____ THE DATA

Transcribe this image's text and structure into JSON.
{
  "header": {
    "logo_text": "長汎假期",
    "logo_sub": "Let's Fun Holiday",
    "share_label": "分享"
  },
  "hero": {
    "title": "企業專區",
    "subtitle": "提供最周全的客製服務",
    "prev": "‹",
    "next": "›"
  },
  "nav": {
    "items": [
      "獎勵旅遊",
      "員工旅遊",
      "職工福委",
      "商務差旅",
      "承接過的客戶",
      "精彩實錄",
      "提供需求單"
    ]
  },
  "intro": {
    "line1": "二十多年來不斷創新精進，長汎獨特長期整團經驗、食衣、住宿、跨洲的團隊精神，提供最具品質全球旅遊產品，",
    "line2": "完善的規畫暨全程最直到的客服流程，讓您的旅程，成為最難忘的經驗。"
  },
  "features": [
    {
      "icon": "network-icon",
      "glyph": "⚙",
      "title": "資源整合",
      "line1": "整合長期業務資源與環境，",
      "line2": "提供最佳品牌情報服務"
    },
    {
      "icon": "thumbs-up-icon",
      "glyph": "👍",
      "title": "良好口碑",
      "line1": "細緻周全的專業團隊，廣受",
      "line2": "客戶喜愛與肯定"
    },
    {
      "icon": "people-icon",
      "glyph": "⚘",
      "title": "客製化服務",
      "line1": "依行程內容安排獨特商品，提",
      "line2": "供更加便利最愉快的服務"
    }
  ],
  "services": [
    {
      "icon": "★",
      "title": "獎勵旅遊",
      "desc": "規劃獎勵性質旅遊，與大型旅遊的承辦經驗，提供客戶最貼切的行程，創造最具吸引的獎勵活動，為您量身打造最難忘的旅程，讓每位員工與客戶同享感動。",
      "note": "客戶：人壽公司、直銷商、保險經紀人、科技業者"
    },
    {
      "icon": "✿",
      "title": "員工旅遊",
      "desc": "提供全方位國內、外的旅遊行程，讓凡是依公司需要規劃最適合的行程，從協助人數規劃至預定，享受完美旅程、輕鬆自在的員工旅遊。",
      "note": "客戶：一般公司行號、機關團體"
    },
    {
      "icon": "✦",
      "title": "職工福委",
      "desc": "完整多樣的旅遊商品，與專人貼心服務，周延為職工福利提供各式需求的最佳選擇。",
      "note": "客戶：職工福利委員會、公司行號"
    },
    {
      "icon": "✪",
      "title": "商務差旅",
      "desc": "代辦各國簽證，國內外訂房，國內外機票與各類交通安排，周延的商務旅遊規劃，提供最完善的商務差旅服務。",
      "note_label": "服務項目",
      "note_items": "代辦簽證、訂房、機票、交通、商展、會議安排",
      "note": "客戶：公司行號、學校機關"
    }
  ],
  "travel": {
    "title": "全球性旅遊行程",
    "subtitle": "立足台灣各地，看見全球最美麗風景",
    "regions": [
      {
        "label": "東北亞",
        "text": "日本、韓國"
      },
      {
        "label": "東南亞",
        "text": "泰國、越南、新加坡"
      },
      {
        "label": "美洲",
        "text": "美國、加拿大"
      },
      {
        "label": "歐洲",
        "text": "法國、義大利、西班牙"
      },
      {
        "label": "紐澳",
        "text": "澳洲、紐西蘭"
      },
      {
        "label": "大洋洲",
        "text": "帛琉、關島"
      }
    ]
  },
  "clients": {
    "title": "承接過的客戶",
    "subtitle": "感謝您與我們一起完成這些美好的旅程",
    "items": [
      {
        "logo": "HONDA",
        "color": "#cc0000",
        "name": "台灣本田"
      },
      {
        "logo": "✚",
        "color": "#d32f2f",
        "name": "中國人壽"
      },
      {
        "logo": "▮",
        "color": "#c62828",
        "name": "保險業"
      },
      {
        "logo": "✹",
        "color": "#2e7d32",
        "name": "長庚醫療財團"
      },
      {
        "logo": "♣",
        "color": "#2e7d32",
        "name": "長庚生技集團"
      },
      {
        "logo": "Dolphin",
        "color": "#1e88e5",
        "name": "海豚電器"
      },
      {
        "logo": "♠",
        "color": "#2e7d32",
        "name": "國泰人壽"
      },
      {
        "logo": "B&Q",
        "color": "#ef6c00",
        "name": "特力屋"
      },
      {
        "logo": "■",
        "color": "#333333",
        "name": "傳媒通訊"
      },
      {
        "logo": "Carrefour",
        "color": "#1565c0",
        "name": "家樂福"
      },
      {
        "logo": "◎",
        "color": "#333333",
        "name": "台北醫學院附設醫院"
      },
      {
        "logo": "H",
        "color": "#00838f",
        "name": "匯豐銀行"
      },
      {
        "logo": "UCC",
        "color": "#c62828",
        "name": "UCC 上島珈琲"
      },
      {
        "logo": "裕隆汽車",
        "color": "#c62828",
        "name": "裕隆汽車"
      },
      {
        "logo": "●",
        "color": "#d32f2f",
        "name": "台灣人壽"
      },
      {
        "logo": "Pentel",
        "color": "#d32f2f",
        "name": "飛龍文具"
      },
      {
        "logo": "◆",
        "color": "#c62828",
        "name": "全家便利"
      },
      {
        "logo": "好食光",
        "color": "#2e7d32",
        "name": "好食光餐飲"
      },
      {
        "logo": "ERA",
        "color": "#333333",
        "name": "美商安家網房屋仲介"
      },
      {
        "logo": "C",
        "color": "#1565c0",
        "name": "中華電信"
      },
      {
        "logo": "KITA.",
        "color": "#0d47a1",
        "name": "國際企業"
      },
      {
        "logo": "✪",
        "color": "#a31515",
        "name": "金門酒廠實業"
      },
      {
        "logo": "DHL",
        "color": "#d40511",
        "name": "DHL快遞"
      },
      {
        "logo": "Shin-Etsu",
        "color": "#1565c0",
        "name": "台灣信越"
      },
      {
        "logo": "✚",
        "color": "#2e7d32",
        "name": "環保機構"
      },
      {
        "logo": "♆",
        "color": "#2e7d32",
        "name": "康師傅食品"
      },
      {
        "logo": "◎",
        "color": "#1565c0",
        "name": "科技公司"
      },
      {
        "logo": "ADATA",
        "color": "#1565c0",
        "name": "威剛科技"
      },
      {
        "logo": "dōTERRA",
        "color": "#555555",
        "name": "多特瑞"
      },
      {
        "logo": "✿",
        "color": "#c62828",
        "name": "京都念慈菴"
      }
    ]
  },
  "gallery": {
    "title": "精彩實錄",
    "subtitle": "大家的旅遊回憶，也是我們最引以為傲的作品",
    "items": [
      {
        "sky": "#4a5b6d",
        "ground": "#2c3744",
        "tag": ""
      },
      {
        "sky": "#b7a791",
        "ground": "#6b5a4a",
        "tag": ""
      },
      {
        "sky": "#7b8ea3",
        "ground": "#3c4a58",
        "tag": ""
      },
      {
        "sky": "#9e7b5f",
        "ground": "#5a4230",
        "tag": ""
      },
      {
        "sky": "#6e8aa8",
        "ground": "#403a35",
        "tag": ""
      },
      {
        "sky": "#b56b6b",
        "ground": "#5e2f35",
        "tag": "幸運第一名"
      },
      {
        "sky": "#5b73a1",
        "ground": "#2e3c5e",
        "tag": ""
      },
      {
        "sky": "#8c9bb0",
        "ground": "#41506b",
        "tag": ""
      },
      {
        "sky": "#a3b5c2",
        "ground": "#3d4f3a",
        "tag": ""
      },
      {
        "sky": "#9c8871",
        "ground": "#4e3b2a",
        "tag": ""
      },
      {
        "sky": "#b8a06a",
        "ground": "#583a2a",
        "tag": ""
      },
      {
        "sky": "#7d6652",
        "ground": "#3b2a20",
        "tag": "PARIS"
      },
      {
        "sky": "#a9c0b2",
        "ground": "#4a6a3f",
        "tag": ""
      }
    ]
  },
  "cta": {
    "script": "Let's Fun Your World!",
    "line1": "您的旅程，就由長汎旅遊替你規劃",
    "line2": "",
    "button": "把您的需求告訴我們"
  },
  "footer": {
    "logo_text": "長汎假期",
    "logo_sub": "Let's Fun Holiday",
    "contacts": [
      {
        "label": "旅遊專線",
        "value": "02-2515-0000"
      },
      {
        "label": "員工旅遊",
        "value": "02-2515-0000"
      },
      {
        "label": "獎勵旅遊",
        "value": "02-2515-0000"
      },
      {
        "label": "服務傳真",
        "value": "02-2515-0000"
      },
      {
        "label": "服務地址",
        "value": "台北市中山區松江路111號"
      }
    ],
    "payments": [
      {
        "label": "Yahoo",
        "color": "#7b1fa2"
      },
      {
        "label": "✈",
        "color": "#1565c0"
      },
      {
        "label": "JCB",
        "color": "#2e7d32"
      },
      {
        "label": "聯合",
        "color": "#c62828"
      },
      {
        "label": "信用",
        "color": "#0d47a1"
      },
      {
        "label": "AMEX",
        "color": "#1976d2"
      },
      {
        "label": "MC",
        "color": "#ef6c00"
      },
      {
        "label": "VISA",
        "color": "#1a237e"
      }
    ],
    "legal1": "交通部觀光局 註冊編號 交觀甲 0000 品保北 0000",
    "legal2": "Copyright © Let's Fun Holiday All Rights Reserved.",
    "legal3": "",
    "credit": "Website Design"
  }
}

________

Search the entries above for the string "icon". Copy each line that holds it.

      "icon": "network-icon",
      "icon": "thumbs-up-icon",
      "icon": "people-icon",
      "icon": "★",
      "icon": "✿",
      "icon": "✦",
      "icon": "✪",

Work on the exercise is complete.